Dr. Foluso Fakorede
About Dr. Foluso Fakorede
Born to Nigerian parents, Dr. Fakorede was raised in New Jersey. He pursued his dream of becoming a doctor, and after medical school, he took up a position as a vascular surgeon in Jackson, Tennessee. He was, by all accounts, a principled and forceful character, one who wanted the system to work as the system should. And when he became suspicious that his clinic was overcharging expenses, he reported those charges. As a result, he was terminated.
Out of a job and not knowing what was next, he decided to explore the medical needs of the people in the Mississippi Delta.

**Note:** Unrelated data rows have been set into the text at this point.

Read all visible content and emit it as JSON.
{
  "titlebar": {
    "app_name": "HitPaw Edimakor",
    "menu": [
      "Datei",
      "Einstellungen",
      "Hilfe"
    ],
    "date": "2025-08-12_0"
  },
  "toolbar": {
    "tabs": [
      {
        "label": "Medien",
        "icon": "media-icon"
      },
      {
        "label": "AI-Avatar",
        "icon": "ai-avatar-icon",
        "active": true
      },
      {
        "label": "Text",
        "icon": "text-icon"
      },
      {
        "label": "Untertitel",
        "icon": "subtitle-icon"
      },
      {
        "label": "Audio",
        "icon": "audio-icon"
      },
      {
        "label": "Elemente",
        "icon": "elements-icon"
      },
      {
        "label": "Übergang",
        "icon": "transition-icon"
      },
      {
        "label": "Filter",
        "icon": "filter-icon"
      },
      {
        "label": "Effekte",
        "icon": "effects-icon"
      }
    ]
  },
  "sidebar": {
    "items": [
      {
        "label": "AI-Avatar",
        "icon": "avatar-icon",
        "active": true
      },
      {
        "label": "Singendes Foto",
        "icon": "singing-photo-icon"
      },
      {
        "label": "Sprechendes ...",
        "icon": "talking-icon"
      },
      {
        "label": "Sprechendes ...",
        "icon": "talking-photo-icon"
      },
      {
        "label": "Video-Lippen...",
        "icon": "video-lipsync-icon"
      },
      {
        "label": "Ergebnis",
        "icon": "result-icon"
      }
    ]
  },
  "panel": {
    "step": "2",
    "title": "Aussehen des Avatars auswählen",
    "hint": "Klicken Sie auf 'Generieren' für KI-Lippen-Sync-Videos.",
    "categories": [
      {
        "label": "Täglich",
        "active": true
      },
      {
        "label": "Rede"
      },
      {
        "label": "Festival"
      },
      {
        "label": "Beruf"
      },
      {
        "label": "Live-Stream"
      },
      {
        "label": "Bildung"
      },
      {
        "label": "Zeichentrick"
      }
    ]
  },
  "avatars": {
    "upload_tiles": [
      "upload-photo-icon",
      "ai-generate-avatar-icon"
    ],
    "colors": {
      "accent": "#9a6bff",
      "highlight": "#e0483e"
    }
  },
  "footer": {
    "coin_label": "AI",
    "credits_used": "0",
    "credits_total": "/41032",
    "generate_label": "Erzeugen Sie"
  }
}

He’d heard how the African American community of the region was underserved and wary of the medical-industrial complex. He’d heard that diabetic amputations were the norm in the region. What’s more, Dr. Fakorede was moved by the disparity in health equity.
A Preview of His Refounder Story – Chapter 7: Reinvest in Bigger Purposes
As he considered the plight of Southern Black diabetics, as he considered how amputations increased the likelihood of death, Dr. Fakorede knew what he had to do. He headed south to scout the situation for himself. And after a visit to Cleveland, Mississippi, Dr. Fakorede’s suspicions were confirmed. The experience of the African American diabetic in the Delta was nothing short of bleak.
After meeting with diabetic amputees and at-risk patients who were underserved and over-cut, he knew he could help. By opening up the patients’ arteries, by increasing the blood flow to the areas of the wound with stents and balloons, Fakorede could bring new blood to areas of chronic wounding and could keep his patients from enduring amputations. And each amputation that was avoided was a potential life spared. It was a no-brainer. Fakorede sold his Tennessee home and opened a clinic in Cleveland, Mississippi. The result? Since Dr. Fakorede’s arrival, annual amputations due to vascular disease have dropped by over 75 percent.
To read Dr. Foluso Fakorede’s Refounder story in full, order the book.